Apple's current CEO Tim Cook and his creative predecessor Steve Jobs are in stark contrast in terms of philanthropy.

In the company's recent internal town hall meeting, Cook spent quite a bit of time talking about the company's philanthropic efforts, according to the Verge, citing the anonymous sources.

Cook said that the company has donated $50 million to Stanford's hospitals. More specifically, $25 million is for a new main building, whereas the other $25 million for a new children's hospital.

Apple has also become the leading contributor to Product RED, a program aimed at AIDS education and research. And Cook said he's proud of the company, which has given more than $50 million to the effort since it began in 2006.

As early as last September, Cook had written an e-mail to the employees, saying the company would begin matching employee donations to nonprofits up to $10,000 annually.

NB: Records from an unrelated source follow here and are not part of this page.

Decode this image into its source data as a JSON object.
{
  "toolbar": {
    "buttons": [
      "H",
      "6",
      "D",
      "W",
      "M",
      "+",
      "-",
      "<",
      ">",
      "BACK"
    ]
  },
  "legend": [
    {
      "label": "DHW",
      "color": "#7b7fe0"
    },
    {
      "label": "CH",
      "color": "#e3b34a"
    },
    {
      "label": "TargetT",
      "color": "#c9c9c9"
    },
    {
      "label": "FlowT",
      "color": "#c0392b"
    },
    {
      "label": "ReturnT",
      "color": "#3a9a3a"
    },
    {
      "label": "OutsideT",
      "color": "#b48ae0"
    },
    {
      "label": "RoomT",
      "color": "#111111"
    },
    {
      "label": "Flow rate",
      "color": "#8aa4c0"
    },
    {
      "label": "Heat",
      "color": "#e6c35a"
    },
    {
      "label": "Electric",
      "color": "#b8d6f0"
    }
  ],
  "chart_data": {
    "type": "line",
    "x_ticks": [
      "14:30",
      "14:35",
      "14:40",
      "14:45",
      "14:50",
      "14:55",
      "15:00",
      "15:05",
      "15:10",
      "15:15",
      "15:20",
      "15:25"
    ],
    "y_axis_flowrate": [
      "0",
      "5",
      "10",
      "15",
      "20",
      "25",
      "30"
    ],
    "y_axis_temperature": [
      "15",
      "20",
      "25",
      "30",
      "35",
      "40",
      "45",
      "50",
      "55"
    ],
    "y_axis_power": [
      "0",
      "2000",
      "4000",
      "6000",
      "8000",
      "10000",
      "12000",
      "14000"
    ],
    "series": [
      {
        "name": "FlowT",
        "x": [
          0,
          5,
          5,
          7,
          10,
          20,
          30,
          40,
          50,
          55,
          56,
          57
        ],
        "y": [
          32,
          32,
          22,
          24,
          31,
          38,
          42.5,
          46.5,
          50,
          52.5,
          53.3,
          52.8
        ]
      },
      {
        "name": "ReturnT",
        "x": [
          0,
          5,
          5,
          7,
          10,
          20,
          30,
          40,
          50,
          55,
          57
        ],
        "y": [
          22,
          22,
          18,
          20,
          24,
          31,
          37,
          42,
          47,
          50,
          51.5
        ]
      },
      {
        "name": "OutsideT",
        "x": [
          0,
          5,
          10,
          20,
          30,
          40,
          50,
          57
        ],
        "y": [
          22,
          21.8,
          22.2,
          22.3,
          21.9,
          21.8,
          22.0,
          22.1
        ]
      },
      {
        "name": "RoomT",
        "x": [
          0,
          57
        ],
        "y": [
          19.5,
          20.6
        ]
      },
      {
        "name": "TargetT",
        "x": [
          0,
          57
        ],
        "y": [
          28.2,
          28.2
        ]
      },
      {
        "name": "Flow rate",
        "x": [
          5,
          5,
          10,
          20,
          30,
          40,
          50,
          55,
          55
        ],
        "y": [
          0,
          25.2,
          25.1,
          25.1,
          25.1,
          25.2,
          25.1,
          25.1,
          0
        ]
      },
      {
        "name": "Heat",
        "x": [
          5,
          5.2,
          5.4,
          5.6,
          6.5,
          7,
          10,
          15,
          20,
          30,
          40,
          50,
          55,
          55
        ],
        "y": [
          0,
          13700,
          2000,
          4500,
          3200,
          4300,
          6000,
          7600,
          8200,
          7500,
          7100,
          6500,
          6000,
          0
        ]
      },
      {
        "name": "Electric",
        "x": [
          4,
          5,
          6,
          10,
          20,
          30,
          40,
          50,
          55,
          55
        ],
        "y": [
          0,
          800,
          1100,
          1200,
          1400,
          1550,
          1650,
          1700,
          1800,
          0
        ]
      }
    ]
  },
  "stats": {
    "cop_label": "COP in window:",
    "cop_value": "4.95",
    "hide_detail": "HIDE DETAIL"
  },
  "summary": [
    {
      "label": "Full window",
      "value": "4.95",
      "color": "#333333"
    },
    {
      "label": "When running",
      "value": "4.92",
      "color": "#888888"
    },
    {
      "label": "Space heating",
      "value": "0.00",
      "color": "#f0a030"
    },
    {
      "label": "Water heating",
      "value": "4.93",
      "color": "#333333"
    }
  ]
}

However, in contrast to Cook, Jobs was never interested in philanthropy, even though he was one of the richest men in the world. Jobs had even told employees that giving away money was a waste of time, according to the newly released book Inside Apple. However, after Cook became the head of Apple, the situation has changed drastically.

The philanthropic efforts add further glory and respect to Apple, the world's most admired (and almost the most valuable) company. Apple's philanthropic side was revealed amidst mounting criticisms that the tech giant does not care about employee's welfare, especially those who work in its supplier or assembly chains in China. The New York Times published last week a lengthy report about the terrible working conditions in Foxconn, a major Apple product manufacturer.

As for philanthropy, though $150 million is a pocket change, compared to Apple's $97.6 billion cash reserve, at least, Apple has made a good start by showing that it cares about others as much as it cares about itself.